One tombstone. Multiple bodies. The tombstone marked ‘they suffered, they died’ could sit at the grave of many characters. Find innovation in the variation.
Chains? What chains? Any restriction you feel from word counts and genre definitions can lead to story twists you’re excited by. What defines doesn’t need to confine.
Your characters will be betrayed, dismayed, waylaid and afraid; as were the characters before them, and the characters before those. Your characters may live in a dimly lit world of despair but their relevancy to readers doesn’t fade with the repetition of a theme. Hurt still hurts, fear is still frightening and splitting up the group to cover more ground still results in a lighter distribution of blood over a larger area.
Being haunted helps. What influences you was influenced by others and your work will be indirectly influenced by the influences on the works that influenced you. Don’t torture yourself trying to unravel this tangled web of influence. Torture your characters instead.
Your characters may die gruesomely but you must live. Preferably less gruesomely. The doom your characters battle against and perpetuate is relentless. However, you must live relentlessly.
Reject the crown if it’s offered. Be humble if you become a recognised genius of the genre. Your contribution was both directly and indirectly contributed to by the ghosts of stories you’re happy to be haunted by.
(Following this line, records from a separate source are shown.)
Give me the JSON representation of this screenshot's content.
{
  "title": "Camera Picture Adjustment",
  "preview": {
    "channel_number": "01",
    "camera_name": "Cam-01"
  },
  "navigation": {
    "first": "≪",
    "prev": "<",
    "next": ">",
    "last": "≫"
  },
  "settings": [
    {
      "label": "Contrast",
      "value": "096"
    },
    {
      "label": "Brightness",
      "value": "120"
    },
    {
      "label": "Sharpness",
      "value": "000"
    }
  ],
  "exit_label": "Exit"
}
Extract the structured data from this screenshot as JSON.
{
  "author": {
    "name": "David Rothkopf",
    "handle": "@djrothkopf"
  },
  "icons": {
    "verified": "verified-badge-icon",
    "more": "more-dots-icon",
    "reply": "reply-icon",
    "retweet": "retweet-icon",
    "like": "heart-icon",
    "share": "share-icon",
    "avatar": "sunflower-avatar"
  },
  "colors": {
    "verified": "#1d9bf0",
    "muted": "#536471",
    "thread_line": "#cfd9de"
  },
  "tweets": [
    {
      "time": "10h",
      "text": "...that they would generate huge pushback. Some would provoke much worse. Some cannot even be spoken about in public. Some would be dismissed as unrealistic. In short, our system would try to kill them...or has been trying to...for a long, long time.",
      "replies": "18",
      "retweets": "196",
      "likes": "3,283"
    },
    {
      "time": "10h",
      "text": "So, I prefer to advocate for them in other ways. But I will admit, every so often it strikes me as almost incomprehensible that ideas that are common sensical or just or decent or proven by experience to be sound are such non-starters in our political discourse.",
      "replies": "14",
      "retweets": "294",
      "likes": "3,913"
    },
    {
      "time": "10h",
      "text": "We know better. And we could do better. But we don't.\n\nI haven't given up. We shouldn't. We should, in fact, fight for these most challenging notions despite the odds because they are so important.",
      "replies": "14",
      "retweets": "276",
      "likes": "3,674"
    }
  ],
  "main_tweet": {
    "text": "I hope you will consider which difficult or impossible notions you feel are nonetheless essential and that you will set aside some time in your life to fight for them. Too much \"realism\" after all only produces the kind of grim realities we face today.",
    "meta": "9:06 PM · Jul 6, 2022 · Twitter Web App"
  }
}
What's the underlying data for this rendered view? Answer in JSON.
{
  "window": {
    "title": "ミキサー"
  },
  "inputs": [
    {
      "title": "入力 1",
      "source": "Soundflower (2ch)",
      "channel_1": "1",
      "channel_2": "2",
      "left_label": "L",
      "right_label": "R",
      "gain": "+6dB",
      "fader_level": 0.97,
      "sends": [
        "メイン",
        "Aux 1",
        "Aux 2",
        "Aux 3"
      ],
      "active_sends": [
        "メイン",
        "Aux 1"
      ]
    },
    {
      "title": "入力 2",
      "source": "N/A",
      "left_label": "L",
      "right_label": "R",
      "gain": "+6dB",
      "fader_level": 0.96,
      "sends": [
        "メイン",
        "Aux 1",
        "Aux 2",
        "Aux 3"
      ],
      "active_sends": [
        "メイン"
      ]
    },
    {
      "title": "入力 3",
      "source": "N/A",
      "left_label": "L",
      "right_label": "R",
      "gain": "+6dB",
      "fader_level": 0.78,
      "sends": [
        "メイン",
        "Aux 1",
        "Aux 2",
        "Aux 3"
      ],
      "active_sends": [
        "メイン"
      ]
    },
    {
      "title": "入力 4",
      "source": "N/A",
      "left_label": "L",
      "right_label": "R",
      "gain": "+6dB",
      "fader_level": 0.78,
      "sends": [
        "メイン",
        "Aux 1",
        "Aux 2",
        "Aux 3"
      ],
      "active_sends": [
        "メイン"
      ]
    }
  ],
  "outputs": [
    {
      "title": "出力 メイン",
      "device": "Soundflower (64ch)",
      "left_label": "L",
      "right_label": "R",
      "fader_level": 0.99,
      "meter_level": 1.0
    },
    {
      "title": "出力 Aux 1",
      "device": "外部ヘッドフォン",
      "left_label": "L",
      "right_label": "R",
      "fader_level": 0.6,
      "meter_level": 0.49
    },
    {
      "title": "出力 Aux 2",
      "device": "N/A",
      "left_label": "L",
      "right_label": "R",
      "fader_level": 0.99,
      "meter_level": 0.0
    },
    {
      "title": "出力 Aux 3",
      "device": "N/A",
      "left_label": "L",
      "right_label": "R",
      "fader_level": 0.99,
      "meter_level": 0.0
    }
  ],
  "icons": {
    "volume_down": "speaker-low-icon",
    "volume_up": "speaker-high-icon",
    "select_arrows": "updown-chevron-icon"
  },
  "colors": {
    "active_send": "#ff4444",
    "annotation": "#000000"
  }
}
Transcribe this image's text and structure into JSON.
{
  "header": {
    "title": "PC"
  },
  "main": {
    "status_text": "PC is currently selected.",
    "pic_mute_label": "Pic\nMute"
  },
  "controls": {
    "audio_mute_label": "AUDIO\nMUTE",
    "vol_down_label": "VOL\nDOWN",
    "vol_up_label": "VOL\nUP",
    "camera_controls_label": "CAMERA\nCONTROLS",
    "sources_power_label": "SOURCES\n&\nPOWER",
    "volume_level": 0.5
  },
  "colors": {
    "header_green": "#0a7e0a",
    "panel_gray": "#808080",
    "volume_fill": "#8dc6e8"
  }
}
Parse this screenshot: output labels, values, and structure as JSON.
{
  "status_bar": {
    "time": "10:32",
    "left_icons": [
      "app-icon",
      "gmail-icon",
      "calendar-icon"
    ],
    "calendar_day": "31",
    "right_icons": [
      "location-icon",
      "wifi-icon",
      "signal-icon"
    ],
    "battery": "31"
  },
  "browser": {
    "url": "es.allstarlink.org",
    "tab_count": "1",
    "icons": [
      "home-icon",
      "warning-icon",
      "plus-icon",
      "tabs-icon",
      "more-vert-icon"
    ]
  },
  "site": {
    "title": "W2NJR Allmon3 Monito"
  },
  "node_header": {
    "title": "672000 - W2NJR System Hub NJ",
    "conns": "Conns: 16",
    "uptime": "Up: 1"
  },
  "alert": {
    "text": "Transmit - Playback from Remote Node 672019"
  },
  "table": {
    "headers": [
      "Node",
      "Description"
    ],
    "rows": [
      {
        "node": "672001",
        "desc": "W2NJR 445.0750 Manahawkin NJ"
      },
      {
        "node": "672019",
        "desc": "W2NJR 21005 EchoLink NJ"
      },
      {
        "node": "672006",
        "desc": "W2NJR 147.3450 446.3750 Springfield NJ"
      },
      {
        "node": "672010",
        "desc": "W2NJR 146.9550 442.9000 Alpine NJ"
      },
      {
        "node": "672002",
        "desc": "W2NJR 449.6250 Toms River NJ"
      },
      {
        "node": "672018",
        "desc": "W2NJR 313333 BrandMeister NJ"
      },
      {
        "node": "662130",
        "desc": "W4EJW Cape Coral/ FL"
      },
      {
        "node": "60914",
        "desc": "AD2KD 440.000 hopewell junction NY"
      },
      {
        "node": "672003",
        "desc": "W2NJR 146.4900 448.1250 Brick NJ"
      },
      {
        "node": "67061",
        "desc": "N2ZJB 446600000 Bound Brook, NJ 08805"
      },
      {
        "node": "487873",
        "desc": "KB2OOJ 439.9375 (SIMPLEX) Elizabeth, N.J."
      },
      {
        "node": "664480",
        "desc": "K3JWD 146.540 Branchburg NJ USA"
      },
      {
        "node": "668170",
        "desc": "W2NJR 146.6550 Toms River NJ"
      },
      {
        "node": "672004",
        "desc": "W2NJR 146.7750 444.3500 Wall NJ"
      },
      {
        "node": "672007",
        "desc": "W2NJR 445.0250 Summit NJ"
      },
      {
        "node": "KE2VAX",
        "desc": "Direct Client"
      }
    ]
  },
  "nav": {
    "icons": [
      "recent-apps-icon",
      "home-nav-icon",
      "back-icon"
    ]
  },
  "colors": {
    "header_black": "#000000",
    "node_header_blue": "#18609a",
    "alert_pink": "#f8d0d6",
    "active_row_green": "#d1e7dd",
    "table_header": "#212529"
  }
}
-plan to steal it later if it’s not. If you don’t get instant acclaim, comfort yourself with the knowledge that you could be a genius in retrospect.
-or claim headwear isn’t your thing anyway. If you’re not considered a genius in retrospect, you’ll have contributed stories to the genre. That’s no small thing, and who knows? Your influence may become the ghost another writer or reader is happy to be haunted by.